It was at the turn of the 1990s when I pounced upon a newly published book, entitled Trump: The Art Of The Deal, at a college bookstore in Cambridge, Massachusetts. Sitting amid rows of dry academic texts, this gem of a book stood out to me, then a business doctoral student.
I bought the book immediately and was glued to it for days. The little book of anecdotes seemed to contain a wealth of information about business that was not taught in business school. I had a strange premonition then that the lessons from this seemingly trivial book might one day take the world by storm.
The spectacular intent to dump the Trans-Pacific Partnership was one of the first big salvos he fired, and it will not be the last.
And they have now, with the unexpected election of Mr Donald Trump, chairman and president of The Trump Organisation, as president of the world’s largest economy, the United States. As president-elect, Mr Trump has rapidly imprinted his wheeler-dealer style on the conduct of government business, including in his appointment of key business leaders to his core team.

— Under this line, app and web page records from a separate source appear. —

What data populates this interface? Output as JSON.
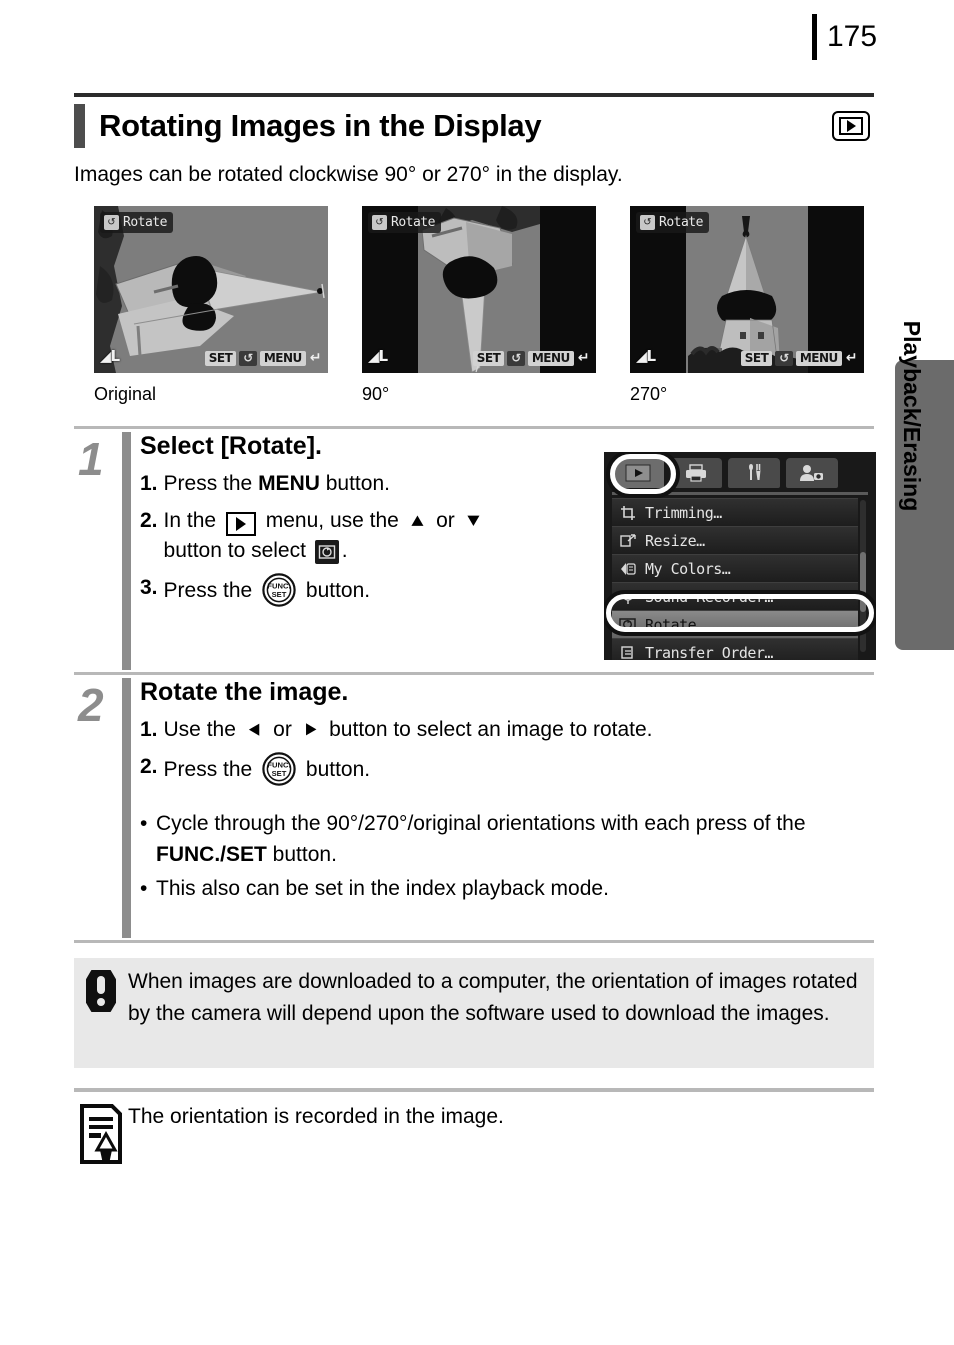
{
  "page": {
    "number": "175"
  },
  "header": {
    "title": "Rotating Images in the Display",
    "icon": "playback-icon"
  },
  "intro": "Images can be rotated clockwise 90° or 270° in the display.",
  "figures": [
    {
      "caption": "Original",
      "badge_label": "Rotate",
      "badge_icon": "rotate-icon",
      "quality_mark": "L",
      "buttons": [
        "SET",
        "rotate-icon",
        "MENU",
        "back-arrow-icon"
      ],
      "letterbox": false
    },
    {
      "caption": "90°",
      "badge_label": "Rotate",
      "badge_icon": "rotate-icon",
      "quality_mark": "L",
      "buttons": [
        "SET",
        "rotate-icon",
        "MENU",
        "back-arrow-icon"
      ],
      "letterbox": true
    },
    {
      "caption": "270°",
      "badge_label": "Rotate",
      "badge_icon": "rotate-icon",
      "quality_mark": "L",
      "buttons": [
        "SET",
        "rotate-icon",
        "MENU",
        "back-arrow-icon"
      ],
      "letterbox": true
    }
  ],
  "steps": [
    {
      "number": "1",
      "heading": "Select [Rotate].",
      "substeps": [
        {
          "n": "1.",
          "pre": "Press the ",
          "bold": "MENU",
          "post": " button."
        },
        {
          "n": "2.",
          "pre": "In the ",
          "mid": " menu, use the ",
          "mid2": " or ",
          "post": "button to select ",
          "tail": "."
        },
        {
          "n": "3.",
          "pre": "Press the ",
          "post": " button."
        }
      ]
    },
    {
      "number": "2",
      "heading": "Rotate the image.",
      "substeps": [
        {
          "n": "1.",
          "pre": "Use the ",
          "mid": " or ",
          "post": " button to select an image to rotate."
        },
        {
          "n": "2.",
          "pre": "Press the ",
          "post": " button."
        }
      ],
      "bullets": [
        {
          "pre": "Cycle through the 90°/270°/original orientations with each press of the ",
          "bold": "FUNC./SET",
          "post": " button."
        },
        {
          "pre": "This also can be set in the index playback mode.",
          "bold": "",
          "post": ""
        }
      ]
    }
  ],
  "camera_menu": {
    "tabs": [
      "playback-tab-icon",
      "print-tab-icon",
      "settings-tab-icon",
      "my-camera-tab-icon"
    ],
    "active_tab_index": 0,
    "items": [
      {
        "label": "Trimming…",
        "icon": "trimming-icon",
        "selected": false
      },
      {
        "label": "Resize…",
        "icon": "resize-icon",
        "selected": false
      },
      {
        "label": "My Colors…",
        "icon": "my-colors-icon",
        "selected": false
      },
      {
        "label": "Sound Recorder…",
        "icon": "sound-recorder-icon",
        "selected": false
      },
      {
        "label": "Rotate…",
        "icon": "rotate-icon",
        "selected": true
      },
      {
        "label": "Transfer Order…",
        "icon": "transfer-order-icon",
        "selected": false
      }
    ]
  },
  "caution": {
    "icon": "exclamation-icon",
    "text": "When images are downloaded to a computer, the orientation of images rotated by the camera will depend upon the software used to download the images."
  },
  "note": {
    "icon": "note-pencil-icon",
    "text": "The orientation is recorded in the image."
  },
  "side_tab": {
    "label": "Playback/Erasing"
  },
  "colors": {
    "side_tab_bg": "#6b6b6b",
    "caution_bg": "#e8e8e8",
    "step_accent": "#8d8d8d",
    "rule": "#b8b8b8"
  }
}
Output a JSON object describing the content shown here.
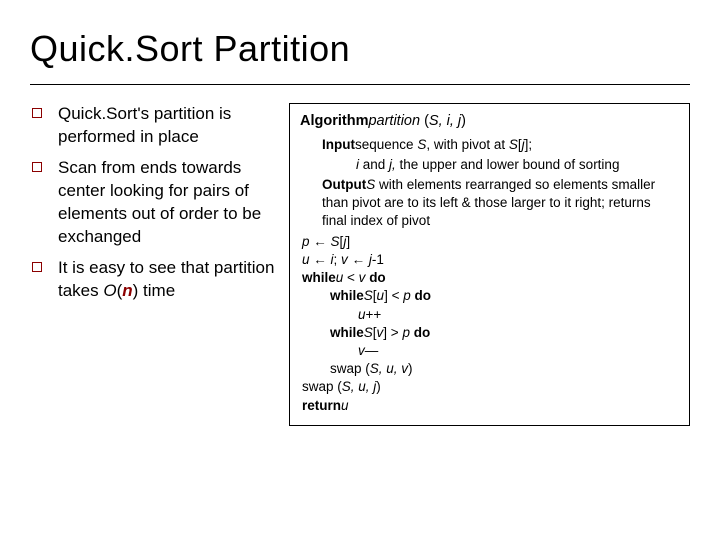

The spectacular intent to dump the Trans-Pacific Partnership was one of the first big salvos he fired, and it will not be the last. Mr Trump has lamented that this trade pact is the worst of any deals for the US. It is a clear indication that any global matter will now be viewed not on a country-by-country or an issue-by-issue basis, but on a deal-by-deal basis with no place for principles.
Take as an example Mr Trump’s statement that the US’ “one China” policy is not a given but should be re-negotiated as a deal with concessions from China. He had earlier spoken to Taiwan President Tsai Ing-wen by telephone in a break with four decades of diplomatic protocol since Washington switched diplomatic recognition from Taipei to Beijing in 1979.
In any case, whether it is about handling the crises in Syria’s Aleppo or Iraq’s Mosul, Mr Trump will deploy a deal-making approach with local governments or rebels, as well as all other international and religion-oriented parties with a vested interest.
Even for companies, Mr Trump sees it fit that as soon-to-be president, he deals directly with them. The issues range from his gripe that Boeing is overcharging for the Air Force One programme to his call on American air-conditioner maker Carrier to keep jobs in the US. Indeed, Taiwanese firm Foxconn, the world’s largest contract manufacturer of Apple’s iPhone, is reportedly in discussion to invest on American soil. This followed a deal that its close affiliate, Japan’s SoftBank, struck with Mr Trump to invest some US$50 billion (S$72 billion) and create 50,000 new jobs in the US over the next four years.
More significantly, Mr Trump has astounded the establishment and even the world by picking a cabinet laden with industry captains and business icons. Many of the appointees have spent years in mega corporations, large investment banks or funds – striking deals.
There will be less time for rhetoric but more push to get straight to work.
Call it the next New Deal if you will, but Mr Trump’s choices are in all likelihood not random. This savvy and suave Cabinet has been put together by design. Most importantly, they will exude a new way of getting things done, a new order of sorts that the rest of the world has to get used to if they want to transact with the US.
So with a business-laced team helmed by Mr Trump himself, we will expect more of the deal-making modus operandi. The stance of the incoming US administration will be hard-hitting and nail-biting. There will be less time for rhetoric but more push to get straight to work. As in many a business competing in the ever-turbulent environment, the US will likely be more agile, versatile and decisive, much akin to how business negotiations are often carried out. There will always be a singular objective, in the same way that the bottom line often grounds business deals.
The rules of the game may well be in for a change. The new way is not about position-taking but deal-making. It is not about stating whether there is or is not a policy change, but rather making sense of each unique situation and striking one deal at a time. Countries and corporations alike will have to play by these rules if they want to get the better of Mr Trump and company.
In this new world, it is not business as usual in statecraft and diplomacy but rather business as unusual. One thing is for sure, I will be re-reading my old book, Trump: The Art Of The Deal.
The opinions expressed in this article are the author’s own and do not represent the views of NUS or NUS Business School. A version of this article first appeared in the Straits Times.